EVERY TIME SOMEONE BRINGS UP THE LIBRARY OF ALEXANDRIA I GET SO ANGRY.
Because it got burned. All of that knowledge, lost forever.
The library was destroyed over 1000’s of years ago. The library consisted of thousands of scrolls and books about mathematics, engineering, physiology, geography, blueprints, medicine, plays, & important scriptures. Thinkers from all over the Mediterranean used to come to Alexandria to study.Most of the major work of civilization up until that point was lost. If the library still survived till this day, society may have been more advanced and we would sure know more about the ancient world.
That graphic grinds my gears every time I see it
Julius Caesar to be precise
Remember this when you’re conquering. Keep the books.
THIS HURTS MY HEART SO MUCH EVERY TIME ITS BROUGHT UP
“Alexandria was hardly the only library in the world, and the libraries at Pergamum and later Rome herself rivaled Alexandria in scale.

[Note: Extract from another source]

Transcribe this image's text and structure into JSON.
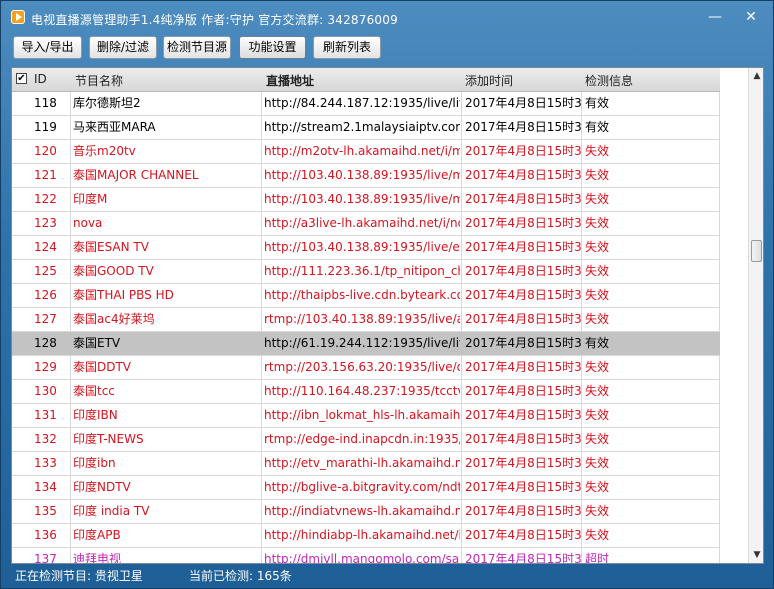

Antony replaced the losses of the fire during the Alexandrine War with copies made from the library at Pergamum, and libraries in gymnasia or simply founded for citizens abound during that period in the Greek world, they’re in like literally every city of any size.
If anything at all was lost it was almost certainly mainly critical commentaries on various authors, as well as catalogs of their works–both the Alexandrian library and the Pergamene one were famous for producing such commentaries.
Pretty much everything else of value would have existed elsewhere. It’s possible that a few (at that time probably little-known) philosophical texts might have been lost, but even such texts are likely to have had other copies elsewhere.”
Which is also a term very few historians use or take seriously anymore because it is, again, based off of inaccurate misconceptions about Medieval history, AS WELL as being an EXTREMELY Eurocentric viewpoint that ignores scientific and scholarly work done in other areas of the world like China and the Middle East.
During the so called ‘European Dark Ages’, architecture achieved complexities the Romans could only dream of, the first universities were opened, scholarship was kept alive, metalurgy advanced rapidly.
There wasn’t ONE renaissance, there were THREE. The one we think of had it’s roots as far back as the 14th century. They didn’t come out of nowhere, the advancements were built off of work of hundreds of years of work by educated folk from across Euroasia and they fed into one another.